- _Task prompt_:
The material beneath this line should be printed exactly, with its pictures omitted.

○ ○ ○

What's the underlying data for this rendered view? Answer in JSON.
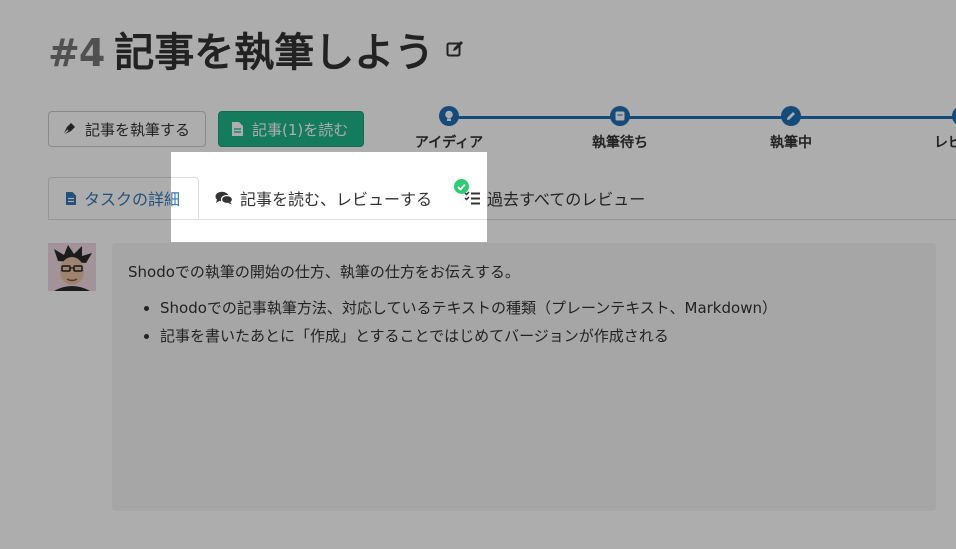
{
  "header": {
    "issue_number": "#4",
    "title": "記事を執筆しよう"
  },
  "actions": {
    "write_label": "記事を執筆する",
    "read_label": "記事(1)を読む"
  },
  "workflow": {
    "steps": [
      {
        "label": "アイディア",
        "icon": "lightbulb-icon"
      },
      {
        "label": "執筆待ち",
        "icon": "note-icon"
      },
      {
        "label": "執筆中",
        "icon": "pencil-icon"
      },
      {
        "label": "レビュー",
        "icon": "review-icon"
      }
    ]
  },
  "tabs": {
    "details": "タスクの詳細",
    "review": "記事を読む、レビューする",
    "past_reviews": "過去すべてのレビュー"
  },
  "description": {
    "lead": "Shodoでの執筆の開始の仕方、執筆の仕方をお伝えする。",
    "items": [
      "Shodoでの記事執筆方法、対応しているテキストの種類（プレーンテキスト、Markdown）",
      "記事を書いたあとに「作成」とすることではじめてバージョンが作成される"
    ]
  },
  "colors": {
    "accent_blue": "#1e6fb5",
    "success_green": "#1fb58a",
    "link_blue": "#337ab7"
  }
}
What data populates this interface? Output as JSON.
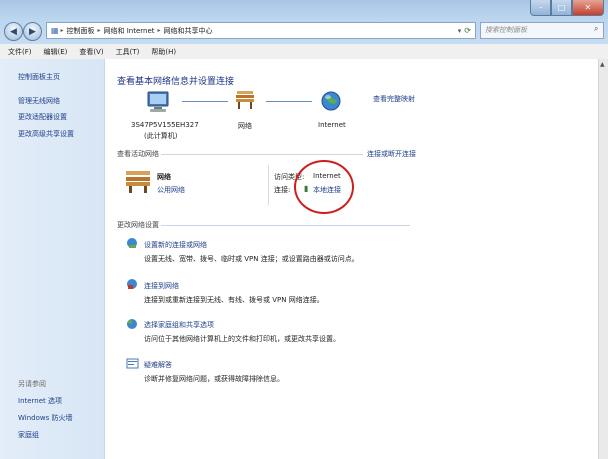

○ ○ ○

- _Your solution_:
What's the underlying data for this rendered view? Answer in JSON.
{
  "header": {
    "issue_number": "#4",
    "title": "記事を執筆しよう"
  },
  "actions": {
    "write_label": "記事を執筆する",
    "read_label": "記事(1)を読む"
  },
  "workflow": {
    "steps": [
      {
        "label": "アイディア",
        "icon": "lightbulb-icon"
      },
      {
        "label": "執筆待ち",
        "icon": "note-icon"
      },
      {
        "label": "執筆中",
        "icon": "pencil-icon"
      },
      {
        "label": "レビュー",
        "icon": "review-icon"
      }
    ]
  },
  "tabs": {
    "details": "タスクの詳細",
    "review": "記事を読む、レビューする",
    "past_reviews": "過去すべてのレビュー"
  },
  "description": {
    "lead": "Shodoでの執筆の開始の仕方、執筆の仕方をお伝えする。",
    "items": [
      "Shodoでの記事執筆方法、対応しているテキストの種類（プレーンテキスト、Markdown）",
      "記事を書いたあとに「作成」とすることではじめてバージョンが作成される"
    ]
  },
  "colors": {
    "accent_blue": "#1e6fb5",
    "success_green": "#1fb58a",
    "link_blue": "#337ab7"
  }
}
What data populates this interface? Output as JSON.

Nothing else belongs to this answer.